This summer and fall, the Society has a slate of events combining history, fun and fundraising.
The next event is the Civil War Living History Weekend. Uniformed Union and Confederate soldiers arrive to set up camp on Saturday May 5. On Sunday May 6, they invite children to be “soldiers for a day” to sing songs, cook salt pork, eat hard tack, wear uniforms and drill with wooden muskets. Gilmore’s Light Ensemble plays Civil War period music. The fiercely brave Harriet Tubman, portrayed by Scotti Preston, describes her adventures escaping slavery in Dorchester County and returning many times to rescue her people. (Donation: $3 each or $10 family).
Stepping into a New Era
From the 1920s until 1989, when the Captain Salem Avery home came to the Society, the building was owned by the National Masonic Fishing and Country Club. This group of Masons from Washington, D.C., most of whom were Jewish, purchased the house and land for a recreational community when Jews were denied access to many beach communities. The families spent weekends and summers at what they called Our Place.

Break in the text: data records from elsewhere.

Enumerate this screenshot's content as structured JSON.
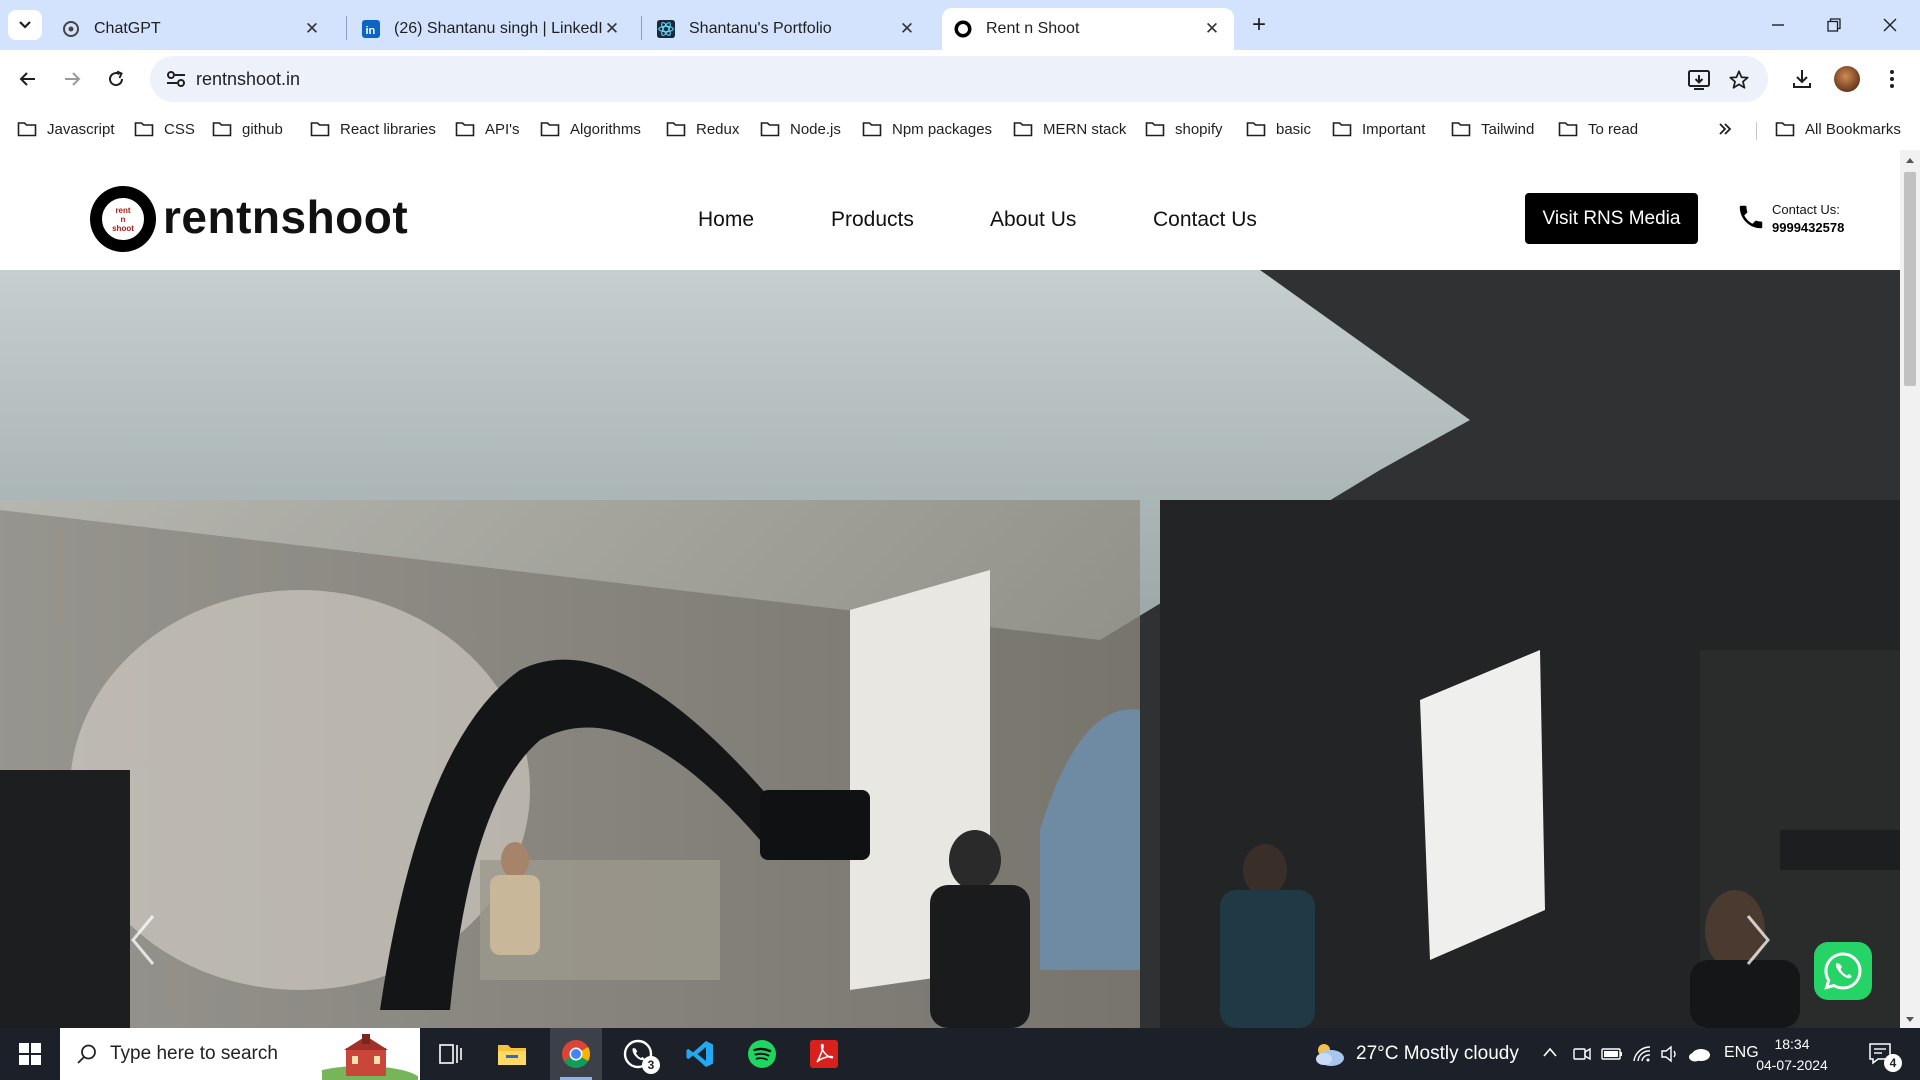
{
  "browser": {
    "tabs": [
      {
        "title": "ChatGPT",
        "icon": "chatgpt-icon"
      },
      {
        "title": "(26) Shantanu singh | LinkedIn",
        "icon": "linkedin-icon"
      },
      {
        "title": "Shantanu's Portfolio",
        "icon": "react-icon"
      },
      {
        "title": "Rent n Shoot",
        "icon": "rentnshoot-favicon",
        "active": true
      }
    ],
    "url": "rentnshoot.in",
    "bookmarks": [
      "Javascript",
      "CSS",
      "github",
      "React libraries",
      "API's",
      "Algorithms",
      "Redux",
      "Node.js",
      "Npm packages",
      "MERN stack",
      "shopify",
      "basic",
      "Important",
      "Tailwind",
      "To read"
    ],
    "all_bookmarks": "All Bookmarks"
  },
  "site": {
    "logo_text": "rentnshoot",
    "logo_badge": [
      "rent",
      "n",
      "shoot"
    ],
    "nav": [
      "Home",
      "Products",
      "About Us",
      "Contact Us"
    ],
    "cta": "Visit RNS Media",
    "contact_label": "Contact Us:",
    "contact_phone": "9999432578"
  },
  "taskbar": {
    "search_placeholder": "Type here to search",
    "whatsapp_badge": "3",
    "weather": "27°C  Mostly cloudy",
    "language": "ENG",
    "time": "18:34",
    "date": "04-07-2024",
    "notifications": "4"
  },
  "colors": {
    "tabstrip": "#d3e3fd",
    "cta_bg": "#000000",
    "whatsapp": "#25d366",
    "taskbar": "#1c2129"
  }
}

“I’m almost 82 now,” Florence Schenker was quoted as saying in the Society’s newsletter. “I was going down there when I was in diapers. It was a very family kind of place. … You felt like you were related.”
The Society is documenting and interpreting this part of Shady Side history with guest curator Barry Kessler, a former curator of the Baltimore City Life Museums and the Jewish Museum of Maryland, leading and coordinating the project, which goes on exhibit in 2008.
A prestigious National Endowment for the Humanities challenge grant and community donations support this and other projects. The Society has also won grants from the Arts Council of Anne Arundel County, the Four Rivers Heritage Area, the Maryland Historical Trust, the Institute of Museum and Library Services and the Maryland Humanities Council, as well as the Chesapeake Bay Gateways Network.
This ability to garner a variety of grants is a sign of a solidly based and well-organized historical society. In recognition of the “strong history program and museum,” the Four Rivers Heritage Area honored Surrett with one of its two 2006 Heritage Professional awards.
Thankful as Surrett was for the award, she doesn’t take credit for all she and the Society have accomplished. It’s this “incredible group I work with,” she said. “These guys make me look really great.”
“I believe in the place,” said Surrett, who became the society’s director in June, 2001, “Nothing is done single handedly.”
The Society will say goodbye to Surrett this summer when she resigns to move with her husband Roy to Great Britain for several years.
The Society is taking applications for this part-time position (or as Surrett says, “flexible full-time.” Visit www.averyhouse.org for a job description).
A Place for People
As Hall experienced and Surrett confirms, the strength of the Shady Side Rural Heritage Society is not the artifacts, the house, the programs or the projects. Strength is its people. By joining to preserve the area’s history, heritage and culture, the Society is creating its own culture and community. It is helping bring people together, both natives and newcomers.
Traditionally, communities in Southern Anne Arundel County gathered around tobacco wharves and warehouses, markets, schools and churches and post offices. Now development changes the character of the area without creating communities.
Take part in any of the many events of the Shady Side Rural Heritage Society, and it’s a good bet you’ll have a good time and meet some good people.
That’s how communities are made, and you’ll be thankful you came.
Captain Salem Avery House Museum, 1418 EW Shady Side Rd: 410-867-4486; www.averyhouse.org.
Ben Miller, Bay Weekly’s museum reviewer, took home a first place Maryland, Delaware, D.C. Press Association prize for his April 27, 2006, story Learning From Where They Live: At Chesapeake Bay Earth School, Chesapeake Bay and Bay Weekly Are Textbooks.